British voters must decide whether to ditch decades of ballot box tradition or go Hollywood in parliamentary elections by adopting the same voting method used for the Academy Awards.
The campaign ahead of Thursday's national referendum has elements of a blockbuster: Sworn political foes banding together, stormy bust-ups across the Cabinet table, rising tensions in the country's most important bromance — the alliance between Prime Minister David Cameron and his deputy Nick Clegg.
Offering voters a chance to usher in electoral reform is a long-held ambition of Clegg's Liberal Democrats — who joined with Cameron's larger Conservative Party in a coalition government following last year's inconclusive national election.
A change to Alternative Voting — AV — would generally favor the Liberal Democrats, the perpetual third-place party, while usually reducing the number of seats won by the biggest parties, the Conservatives and Labour.
AV is used in parliamentary elections in Australia, Fiji and Papua New Guinea, in Ireland for elections to select the country's president — but perhaps most famously to pick winners of the Oscars.
Britain currently uses a first-past-the-post system, under which the candidate with the most votes — not necessarily an absolute majority — wins a seat in the House of Commons.
Under proposals being put to voters, Britain would switch to a system which asks electors to rank candidates in preference order.
50 percent bar
If no candidate clears 50 percent of first choice votes, the last-place candidate is eliminated and the second choices of his or her supporters are distributed.

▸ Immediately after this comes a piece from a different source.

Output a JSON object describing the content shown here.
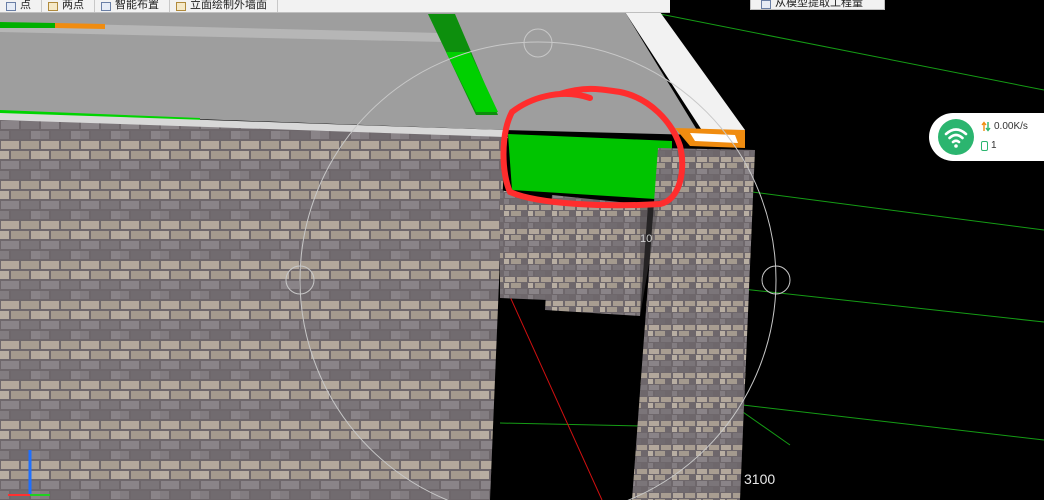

The process continues until one candidate clears the 50 percent bar.
Opponents of the current system — including Clegg and Ed Miliband, leader of the main opposition Labour Party — argue that the current system is unfair, particularly in a country where voters are increasingly likely to cast votes for smaller parties and poll results are less clear cut.

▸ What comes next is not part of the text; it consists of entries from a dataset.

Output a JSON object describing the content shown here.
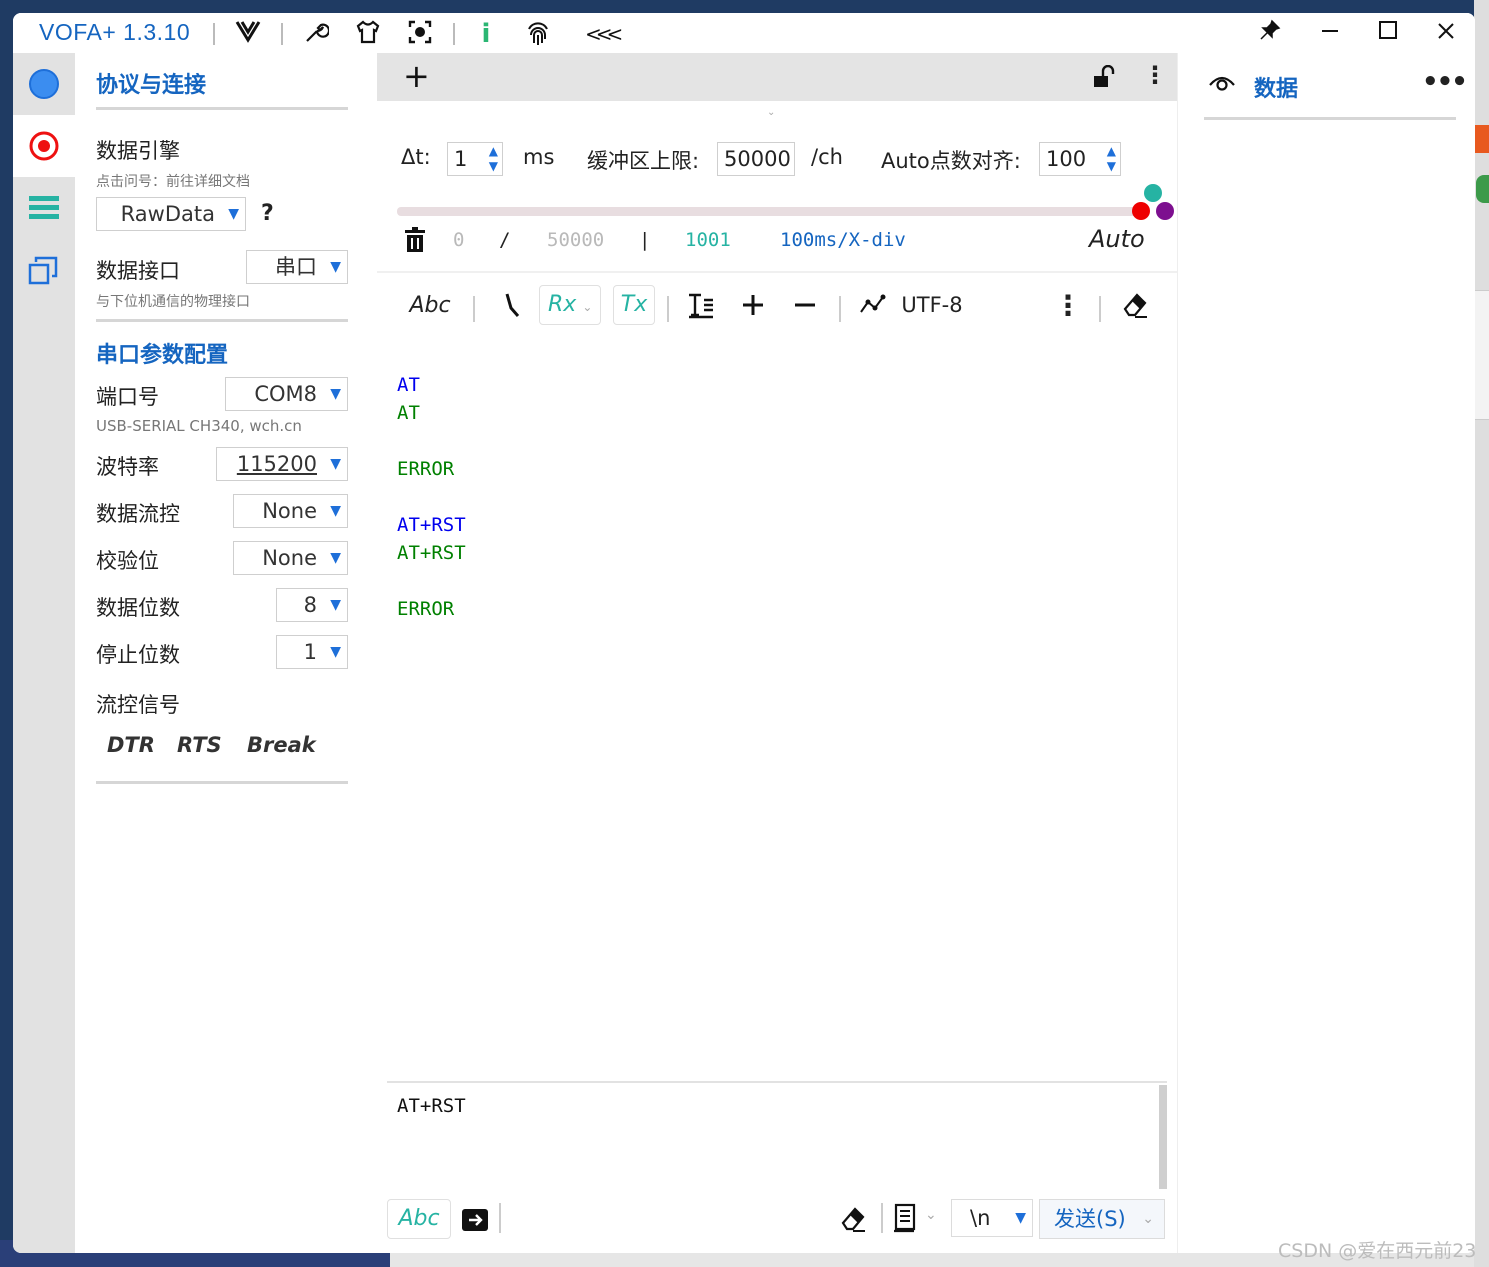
{
  "app": {
    "title": "VOFA+ 1.3.10"
  },
  "config": {
    "section1_title": "协议与连接",
    "engine_label": "数据引擎",
    "engine_hint": "点击问号：前往详细文档",
    "engine_value": "RawData",
    "help": "?",
    "interface_label": "数据接口",
    "interface_value": "串口",
    "interface_hint": "与下位机通信的物理接口",
    "section2_title": "串口参数配置",
    "port_label": "端口号",
    "port_value": "COM8",
    "port_hint": "USB-SERIAL CH340, wch.cn",
    "baud_label": "波特率",
    "baud_value": "115200",
    "flow_label": "数据流控",
    "flow_value": "None",
    "parity_label": "校验位",
    "parity_value": "None",
    "databits_label": "数据位数",
    "databits_value": "8",
    "stopbits_label": "停止位数",
    "stopbits_value": "1",
    "signals_label": "流控信号",
    "signals": [
      "DTR",
      "RTS",
      "Break"
    ]
  },
  "params": {
    "dt_label": "Δt:",
    "dt_value": "1",
    "dt_unit": "ms",
    "buffer_label": "缓冲区上限:",
    "buffer_value": "50000",
    "buffer_unit": "/ch",
    "auto_label": "Auto点数对齐:",
    "auto_value": "100"
  },
  "stats": {
    "current": "0",
    "sep1": "/",
    "max": "50000",
    "sep2": "|",
    "points": "1001",
    "scale": "100ms/X-div",
    "mode": "Auto"
  },
  "toolbar": {
    "abc": "Abc",
    "rx": "Rx",
    "tx": "Tx",
    "encoding": "UTF-8"
  },
  "log": [
    {
      "text": "AT",
      "color": "#0000ee"
    },
    {
      "text": "AT",
      "color": "#008000"
    },
    {
      "text": "",
      "color": "#008000"
    },
    {
      "text": "ERROR",
      "color": "#008000"
    },
    {
      "text": "",
      "color": "#008000"
    },
    {
      "text": "AT+RST",
      "color": "#0000ee"
    },
    {
      "text": "AT+RST",
      "color": "#008000"
    },
    {
      "text": "",
      "color": "#008000"
    },
    {
      "text": "ERROR",
      "color": "#008000"
    }
  ],
  "send": {
    "input_value": "AT+RST",
    "abc": "Abc",
    "line_ending": "\\n",
    "send_label": "发送(S)"
  },
  "right": {
    "title": "数据",
    "more": "•••"
  },
  "colors": {
    "accent": "#1565c0",
    "teal": "#26b3a3",
    "rx_blue": "#0000ee",
    "rx_green": "#008000"
  },
  "watermark": "CSDN @爱在西元前23"
}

In Britain's national election last year, the Conservatives who now lead the government got 36 percent of the vote but 47 percent of the seats in the House of Commons; Labour got 29 percent of the vote but nearly 40 percent of seats.
The Liberal Democrats, despite getting 23 percent of the votes, got just 9 percent of the seats.
Though it promises the most radical change to the voting system since women won the right to vote in 1928, many members of the public are unmoved, or simply confused.
"I'll vote," said Clara Lloyd, a 32-year-old social worker from Machynlleth, Wales. "But without really knowing what I am voting for."
The vote on Thursday takes place alongside elections for English townhalls and assemblies in Scotland, Wales and Northern Ireland.
Nationalists set for victoryIn Scotland, polls put the Scottish National Party on course for victory.
, predicted the SNP would get 59 seats, with Labour on 42, the Conservative Party on 12, Scottish Green Party on eight, the Liberal Democrats on seven and with one independent in the 129-seat parliament.
If the poll is correct, STV News said, a majority of lawmakers in the 129-strong parliament would be in favor of holding a referendum on independence from the U.K.
In Northern Ireland, voters will cast their verdict on the power-sharing agreement between political parties associated with the Protestant and Catholic communities, Forbes.com reported.
The family of a young Catholic police recruit, Ronan Kerr, who was killed a month ago by a bomb placed under his car by an IRA splinter group, appealed to people to vote in a statement, the magazine's website reported.
"By not voting, we are giving the men of violence control and power over our lives. By exercising our democratic right to vote, we are condemning violence, ensuring power-sharing and mutual respect, and supporting law and order in our country," said the statement from the dead officer's mother, brothers and sisters.